Biochemistry itself also is at something of a cross roads. The quintessential reductionist science, it is being eclipsed in some quarters by the frenetic data-gathering efforts of genomics (and other “-omics”) and the mathematically driven modeling of systems biology. I, for one, remain unconvinced that reams of data inevitably lead to big insights, and that to model something means you understand it in depth. For me, biochemistry remains a vital and essential science, as important a part of the efforts of modern biology as any other discipline. But, I think we need to do a better job than we have in making that case to young scientists, the funding agencies, our governments and the lay public. Integrating some of the methods from genetics, genomics and systems biology into our own work might not be a bad idea either.
I’ll continue to write about all this, of course, in my regular monthly column for Genome Biology, as well as in occasional opinion pieces for BMC Biology and EMBO Reports. I may even revisit these pages from time-to-time, as I love the audience they reach. But for now, it’s time for El Presidente, as one member called him, to say “Adios.”
From time to time, members have asked me if there was anything that surprised me about being president. It probably was the easiest question I’ve had to answer. When I started this job, I liked ASBMB a lot, but, I didn’t love it. I do now, and that was something I never expected to happen. You normally don’t love something as impersonal as an organization, but I was amazed at how easy it was to love ASBMB once I really got to know it. That was entirely due to the people involved with it, and I want to say thanks to all of them from the bottom of my heart.
First and foremost, my heartfelt gratitude goes to Barbara Gordon, the society’s executive director, for showing me the ropes and keeping this chronic procrastinator mindful of his duties. Her patience, good humor and all-around competence were a constant source of support and encouragement. I can say pretty much the same about Jessica Homa, Joan Geiling, Sarah Crespi, and all the ASBMB staff (too numerous to mention here, but see http://bit.ly/cSQTJH for a complete list). The dedication that they have to the society is heart-warming, and their tireless efforts on its behalf are one of the main reasons for its continued success.
For more information
• Listen to a series of podcast interviews with Gregory Petsko.
•A symposium celebrating the 30- year collaboration between Gregory Petsko and Dagmar Ringe.
I must not forget to offer my thanks, and my deep respect, to those members who devote their time and efforts to our council and to our standing committees as well (a list can be found at http://bit.ly/cetJQB). It is to them, not the President, that the real work of governing the society falls, and we have a remarkable group carrying that out. You see, I rapidly came to understand that there must be something special about ASBMB if so many terrific scientists, all of whom are incredibly busy, would make its service a priority in their lives. That was when I realized that I had started to feel more than just a liking for it.

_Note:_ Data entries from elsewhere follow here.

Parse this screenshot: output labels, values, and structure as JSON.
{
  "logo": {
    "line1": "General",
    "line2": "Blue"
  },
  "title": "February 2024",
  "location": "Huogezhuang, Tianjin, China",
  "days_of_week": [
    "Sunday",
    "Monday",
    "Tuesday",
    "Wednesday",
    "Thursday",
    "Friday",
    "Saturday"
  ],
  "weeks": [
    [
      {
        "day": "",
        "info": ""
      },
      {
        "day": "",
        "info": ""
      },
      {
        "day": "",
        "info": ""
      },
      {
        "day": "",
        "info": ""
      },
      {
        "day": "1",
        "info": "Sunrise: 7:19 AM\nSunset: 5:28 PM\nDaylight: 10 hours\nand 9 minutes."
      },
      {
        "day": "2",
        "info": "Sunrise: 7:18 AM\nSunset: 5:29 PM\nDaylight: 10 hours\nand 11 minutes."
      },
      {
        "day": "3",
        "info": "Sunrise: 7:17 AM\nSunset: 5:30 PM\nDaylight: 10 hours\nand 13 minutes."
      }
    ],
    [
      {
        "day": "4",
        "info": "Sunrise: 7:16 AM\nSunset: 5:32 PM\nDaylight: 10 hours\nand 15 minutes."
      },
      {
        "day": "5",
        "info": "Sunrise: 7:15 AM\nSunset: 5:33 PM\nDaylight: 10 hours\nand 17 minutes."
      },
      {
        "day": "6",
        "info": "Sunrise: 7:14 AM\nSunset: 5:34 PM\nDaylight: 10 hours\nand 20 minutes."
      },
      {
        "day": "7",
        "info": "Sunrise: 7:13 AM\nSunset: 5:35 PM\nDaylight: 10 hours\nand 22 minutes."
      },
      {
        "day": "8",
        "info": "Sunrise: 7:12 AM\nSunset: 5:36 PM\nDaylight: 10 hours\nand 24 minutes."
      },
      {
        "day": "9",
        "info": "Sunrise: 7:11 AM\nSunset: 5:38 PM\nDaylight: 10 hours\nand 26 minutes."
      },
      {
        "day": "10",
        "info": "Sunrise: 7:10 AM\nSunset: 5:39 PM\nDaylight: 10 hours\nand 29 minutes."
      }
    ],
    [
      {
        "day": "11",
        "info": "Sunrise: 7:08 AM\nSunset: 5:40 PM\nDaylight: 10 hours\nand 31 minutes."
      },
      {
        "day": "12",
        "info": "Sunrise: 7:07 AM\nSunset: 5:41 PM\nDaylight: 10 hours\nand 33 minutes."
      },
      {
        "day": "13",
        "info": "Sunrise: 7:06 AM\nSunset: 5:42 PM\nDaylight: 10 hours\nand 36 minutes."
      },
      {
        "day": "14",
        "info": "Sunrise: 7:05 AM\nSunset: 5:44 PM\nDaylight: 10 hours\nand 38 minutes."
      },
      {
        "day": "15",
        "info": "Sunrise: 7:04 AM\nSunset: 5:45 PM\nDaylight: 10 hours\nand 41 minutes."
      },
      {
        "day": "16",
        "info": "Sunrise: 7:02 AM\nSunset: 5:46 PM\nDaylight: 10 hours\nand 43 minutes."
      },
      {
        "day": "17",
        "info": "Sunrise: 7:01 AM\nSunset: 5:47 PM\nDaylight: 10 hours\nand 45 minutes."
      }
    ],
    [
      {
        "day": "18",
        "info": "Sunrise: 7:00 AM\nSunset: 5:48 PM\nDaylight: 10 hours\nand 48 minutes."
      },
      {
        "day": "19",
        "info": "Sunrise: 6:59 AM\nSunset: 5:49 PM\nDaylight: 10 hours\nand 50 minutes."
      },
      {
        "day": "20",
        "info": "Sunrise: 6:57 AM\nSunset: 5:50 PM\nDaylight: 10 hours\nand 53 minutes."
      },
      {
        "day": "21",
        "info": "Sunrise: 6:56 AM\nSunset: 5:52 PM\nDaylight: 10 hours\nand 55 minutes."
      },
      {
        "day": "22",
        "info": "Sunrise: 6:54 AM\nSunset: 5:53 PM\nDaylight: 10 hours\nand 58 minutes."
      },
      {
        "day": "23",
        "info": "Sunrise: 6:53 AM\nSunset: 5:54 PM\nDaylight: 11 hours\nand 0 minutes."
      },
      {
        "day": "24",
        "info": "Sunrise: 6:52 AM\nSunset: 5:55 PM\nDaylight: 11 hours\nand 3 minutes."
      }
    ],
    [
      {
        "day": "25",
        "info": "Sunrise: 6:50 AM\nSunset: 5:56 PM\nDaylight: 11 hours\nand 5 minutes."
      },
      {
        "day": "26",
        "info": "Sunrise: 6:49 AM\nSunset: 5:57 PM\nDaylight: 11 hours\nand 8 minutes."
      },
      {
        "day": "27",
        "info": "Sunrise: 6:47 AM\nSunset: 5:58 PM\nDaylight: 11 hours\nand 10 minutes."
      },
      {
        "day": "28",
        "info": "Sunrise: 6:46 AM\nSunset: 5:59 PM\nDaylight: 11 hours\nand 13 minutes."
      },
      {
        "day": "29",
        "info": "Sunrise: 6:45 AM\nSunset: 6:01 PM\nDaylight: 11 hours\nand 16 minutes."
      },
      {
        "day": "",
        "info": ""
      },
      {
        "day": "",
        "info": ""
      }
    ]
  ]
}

Last, and by no means least, I want to say thank you to you, our members. Thank you for making biochemistry and molecular biology as vital and relevant in the 21st century as it was in the 20th. Thank you for reading our journals and paying your dues and coming to our meetings. Thank you for upholding the high standards of our profession in all that you do. Thank you for the advice you gave me during my time in office— even when I didn’t take it, I assure you I listened to it and I valued it. Thank you for writing to ASBMB Today and making its letter pages a vibrant source of debate. Thank you for your praise, your suggestions, your criticism, your complaints and your good wishes. I needed every bit of it. Most of all, thank you for caring. Don’t ever stop.